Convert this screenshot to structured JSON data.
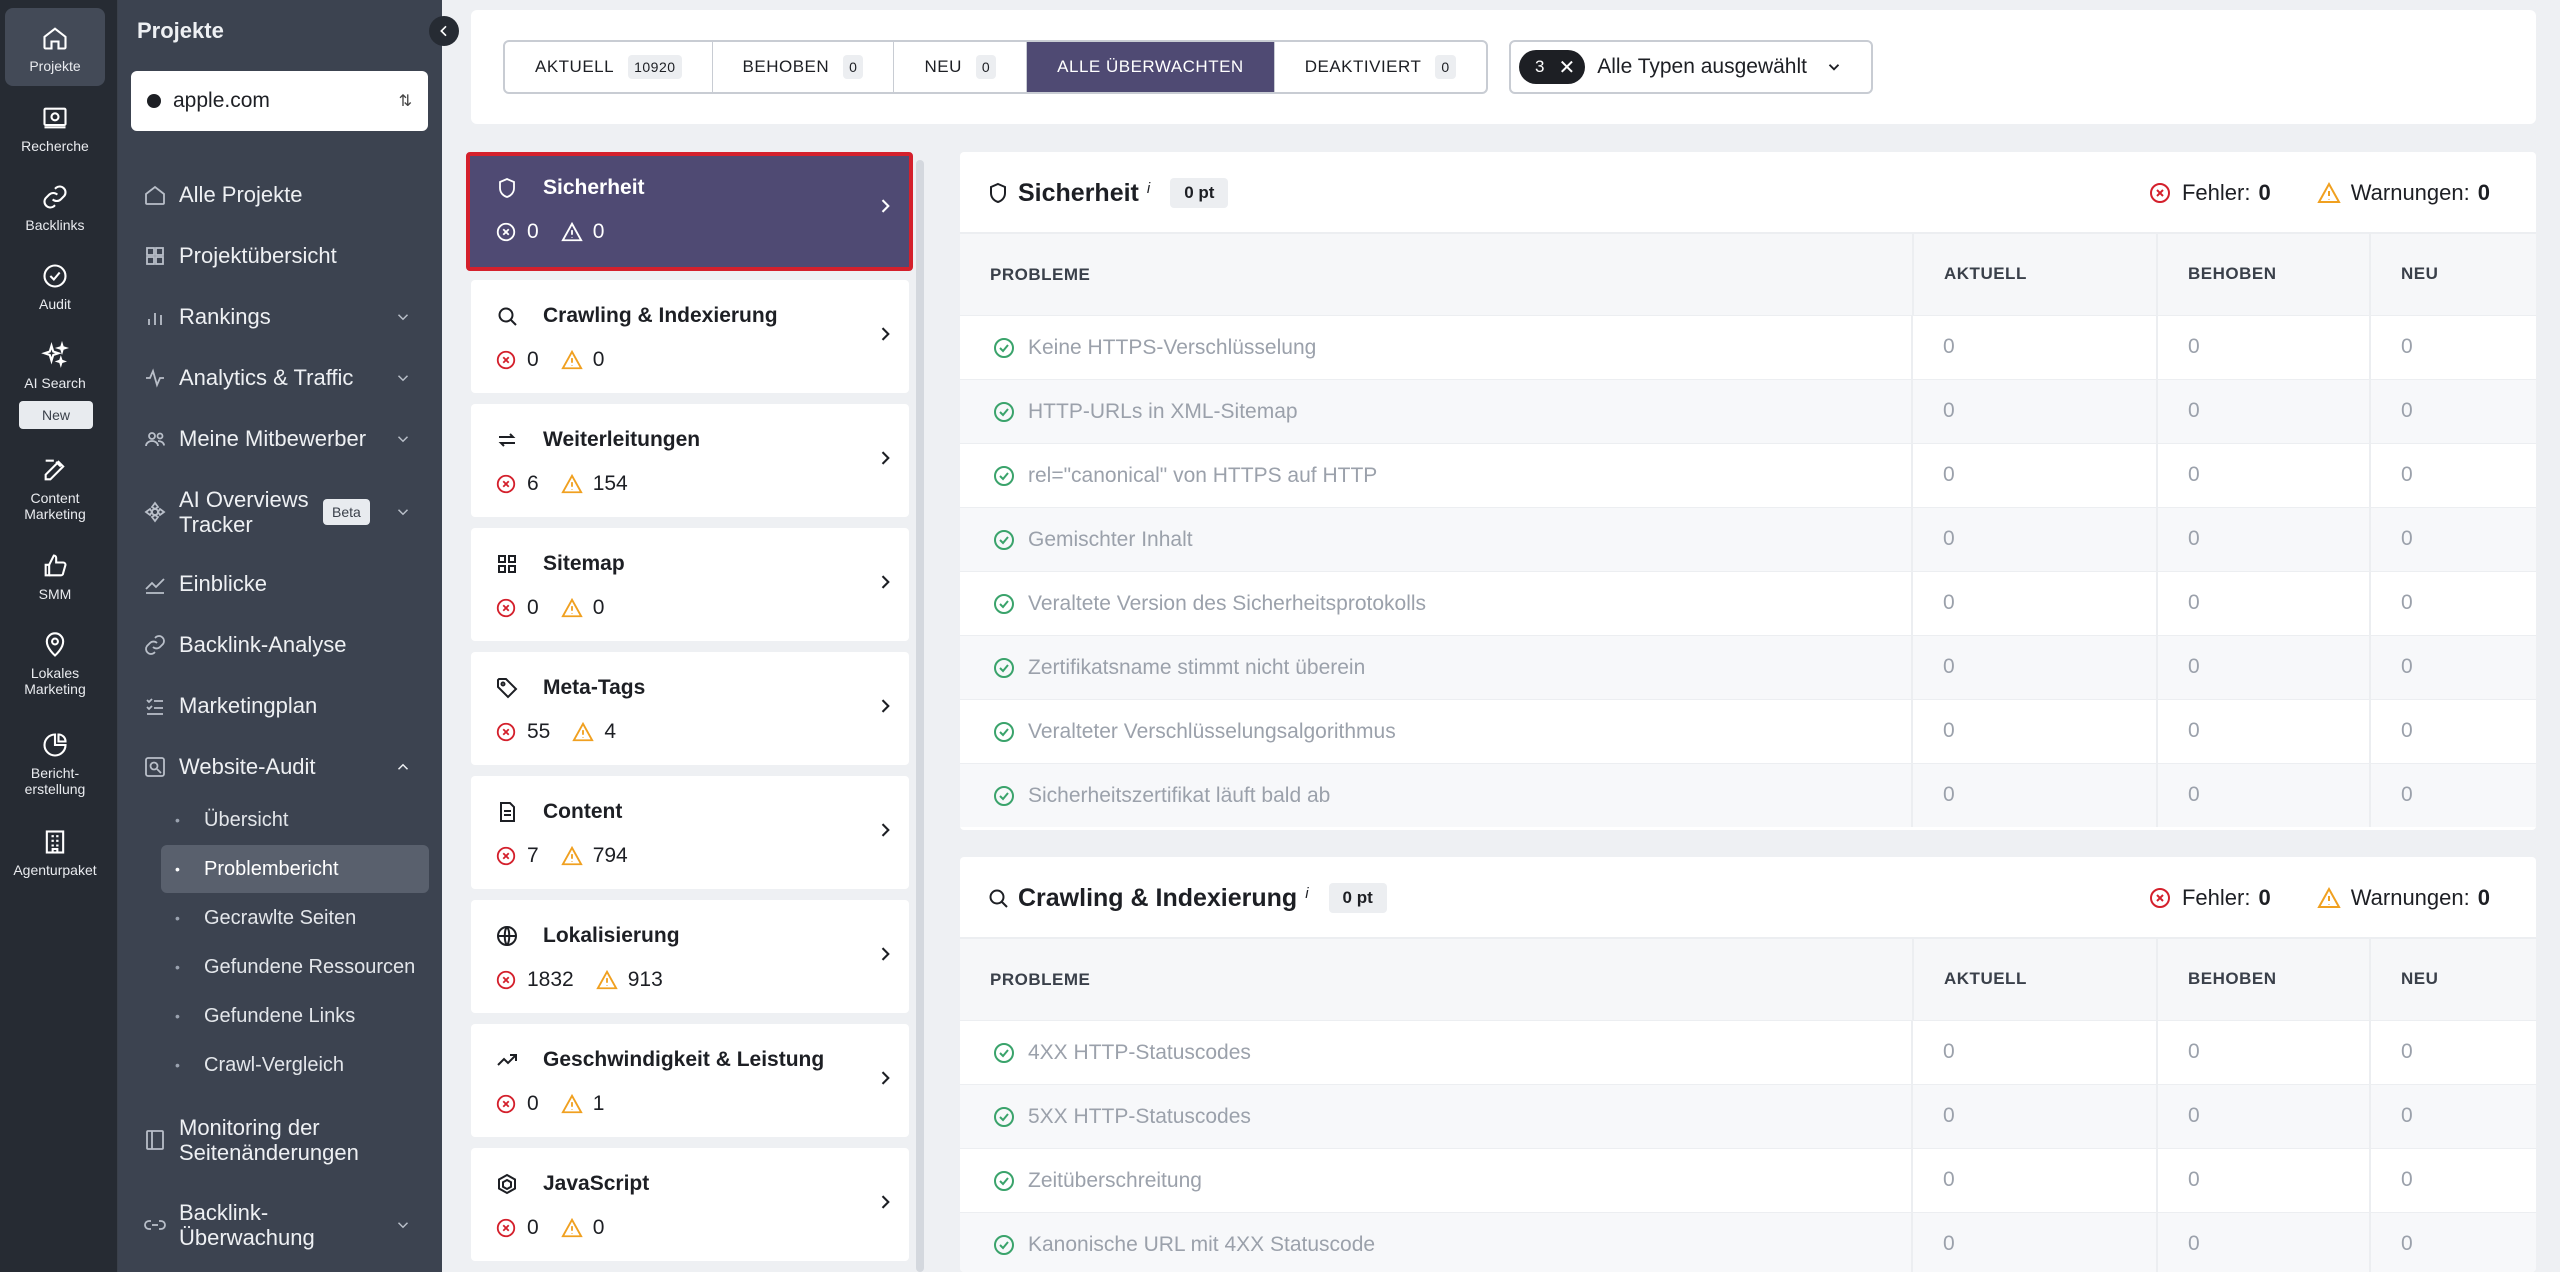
{
  "rail": {
    "items": [
      {
        "label": "Projekte",
        "icon": "home-icon"
      },
      {
        "label": "Recherche",
        "icon": "research-icon"
      },
      {
        "label": "Backlinks",
        "icon": "link-icon"
      },
      {
        "label": "Audit",
        "icon": "check-circle-icon"
      },
      {
        "label": "AI Search",
        "icon": "sparkles-icon"
      },
      {
        "label": "Content Marketing",
        "icon": "edit-icon"
      },
      {
        "label": "SMM",
        "icon": "thumbs-up-icon"
      },
      {
        "label": "Lokales Marketing",
        "icon": "map-pin-icon"
      },
      {
        "label": "Bericht-erstellung",
        "icon": "pie-chart-icon"
      },
      {
        "label": "Agenturpaket",
        "icon": "building-icon"
      }
    ],
    "new_badge": "New"
  },
  "nav": {
    "title": "Projekte",
    "project": "apple.com",
    "items": [
      {
        "label": "Alle Projekte",
        "icon": "home-icon"
      },
      {
        "label": "Projektübersicht",
        "icon": "grid-icon"
      },
      {
        "label": "Rankings",
        "icon": "bar-chart-icon"
      },
      {
        "label": "Analytics & Traffic",
        "icon": "activity-icon"
      },
      {
        "label": "Meine Mitbewerber",
        "icon": "users-icon"
      },
      {
        "label": "AI Overviews Tracker",
        "icon": "ai-icon",
        "badge": "Beta"
      },
      {
        "label": "Einblicke",
        "icon": "trend-icon"
      },
      {
        "label": "Backlink-Analyse",
        "icon": "link-icon"
      },
      {
        "label": "Marketingplan",
        "icon": "list-check-icon"
      },
      {
        "label": "Website-Audit",
        "icon": "audit-icon"
      },
      {
        "label": "Monitoring der Seitenänderungen",
        "icon": "book-icon"
      },
      {
        "label": "Backlink-Überwachung",
        "icon": "link-watch-icon"
      }
    ],
    "subitems": [
      {
        "label": "Übersicht"
      },
      {
        "label": "Problembericht"
      },
      {
        "label": "Gecrawlte Seiten"
      },
      {
        "label": "Gefundene Ressourcen"
      },
      {
        "label": "Gefundene Links"
      },
      {
        "label": "Crawl-Vergleich"
      }
    ]
  },
  "filters": {
    "tabs": [
      {
        "label": "AKTUELL",
        "count": "10920"
      },
      {
        "label": "BEHOBEN",
        "count": "0"
      },
      {
        "label": "NEU",
        "count": "0"
      },
      {
        "label": "ALLE ÜBERWACHTEN",
        "count": ""
      },
      {
        "label": "DEAKTIVIERT",
        "count": "0"
      }
    ],
    "active_tab": "ALLE ÜBERWACHTEN",
    "type_chip_count": "3",
    "type_label": "Alle Typen ausgewählt"
  },
  "categories": [
    {
      "name": "Sicherheit",
      "errors": "0",
      "warnings": "0",
      "icon": "shield-icon"
    },
    {
      "name": "Crawling & Indexierung",
      "errors": "0",
      "warnings": "0",
      "icon": "search-icon"
    },
    {
      "name": "Weiterleitungen",
      "errors": "6",
      "warnings": "154",
      "icon": "redirect-icon"
    },
    {
      "name": "Sitemap",
      "errors": "0",
      "warnings": "0",
      "icon": "sitemap-icon"
    },
    {
      "name": "Meta-Tags",
      "errors": "55",
      "warnings": "4",
      "icon": "tag-icon"
    },
    {
      "name": "Content",
      "errors": "7",
      "warnings": "794",
      "icon": "document-icon"
    },
    {
      "name": "Lokalisierung",
      "errors": "1832",
      "warnings": "913",
      "icon": "globe-icon"
    },
    {
      "name": "Geschwindigkeit & Leistung",
      "errors": "0",
      "warnings": "1",
      "icon": "trending-up-icon"
    },
    {
      "name": "JavaScript",
      "errors": "0",
      "warnings": "0",
      "icon": "js-icon"
    }
  ],
  "panels": [
    {
      "title": "Sicherheit",
      "info": "i",
      "points": "0 pt",
      "errors_label": "Fehler:",
      "errors": "0",
      "warnings_label": "Warnungen:",
      "warnings": "0",
      "columns": [
        "PROBLEME",
        "AKTUELL",
        "BEHOBEN",
        "NEU"
      ],
      "rows": [
        {
          "label": "Keine HTTPS-Verschlüsselung",
          "current": "0",
          "fixed": "0",
          "new": "0"
        },
        {
          "label": "HTTP-URLs in XML-Sitemap",
          "current": "0",
          "fixed": "0",
          "new": "0"
        },
        {
          "label": "rel=\"canonical\" von HTTPS auf HTTP",
          "current": "0",
          "fixed": "0",
          "new": "0"
        },
        {
          "label": "Gemischter Inhalt",
          "current": "0",
          "fixed": "0",
          "new": "0"
        },
        {
          "label": "Veraltete Version des Sicherheitsprotokolls",
          "current": "0",
          "fixed": "0",
          "new": "0"
        },
        {
          "label": "Zertifikatsname stimmt nicht überein",
          "current": "0",
          "fixed": "0",
          "new": "0"
        },
        {
          "label": "Veralteter Verschlüsselungsalgorithmus",
          "current": "0",
          "fixed": "0",
          "new": "0"
        },
        {
          "label": "Sicherheitszertifikat läuft bald ab",
          "current": "0",
          "fixed": "0",
          "new": "0"
        }
      ]
    },
    {
      "title": "Crawling & Indexierung",
      "info": "i",
      "points": "0 pt",
      "errors_label": "Fehler:",
      "errors": "0",
      "warnings_label": "Warnungen:",
      "warnings": "0",
      "columns": [
        "PROBLEME",
        "AKTUELL",
        "BEHOBEN",
        "NEU"
      ],
      "rows": [
        {
          "label": "4XX HTTP-Statuscodes",
          "current": "0",
          "fixed": "0",
          "new": "0"
        },
        {
          "label": "5XX HTTP-Statuscodes",
          "current": "0",
          "fixed": "0",
          "new": "0"
        },
        {
          "label": "Zeitüberschreitung",
          "current": "0",
          "fixed": "0",
          "new": "0"
        },
        {
          "label": "Kanonische URL mit 4XX Statuscode",
          "current": "0",
          "fixed": "0",
          "new": "0"
        }
      ]
    }
  ],
  "colors": {
    "rail_bg": "#262b33",
    "nav_bg": "#3c4350",
    "accent": "#4f4a73",
    "error": "#d4202c",
    "warning": "#f0a020",
    "ok": "#3aa36b"
  }
}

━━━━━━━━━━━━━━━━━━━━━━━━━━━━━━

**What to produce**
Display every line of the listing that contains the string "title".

**Task solution**
    "title": "Projekte",
      "title": "Sicherheit",
      "title": "Crawling & Indexierung",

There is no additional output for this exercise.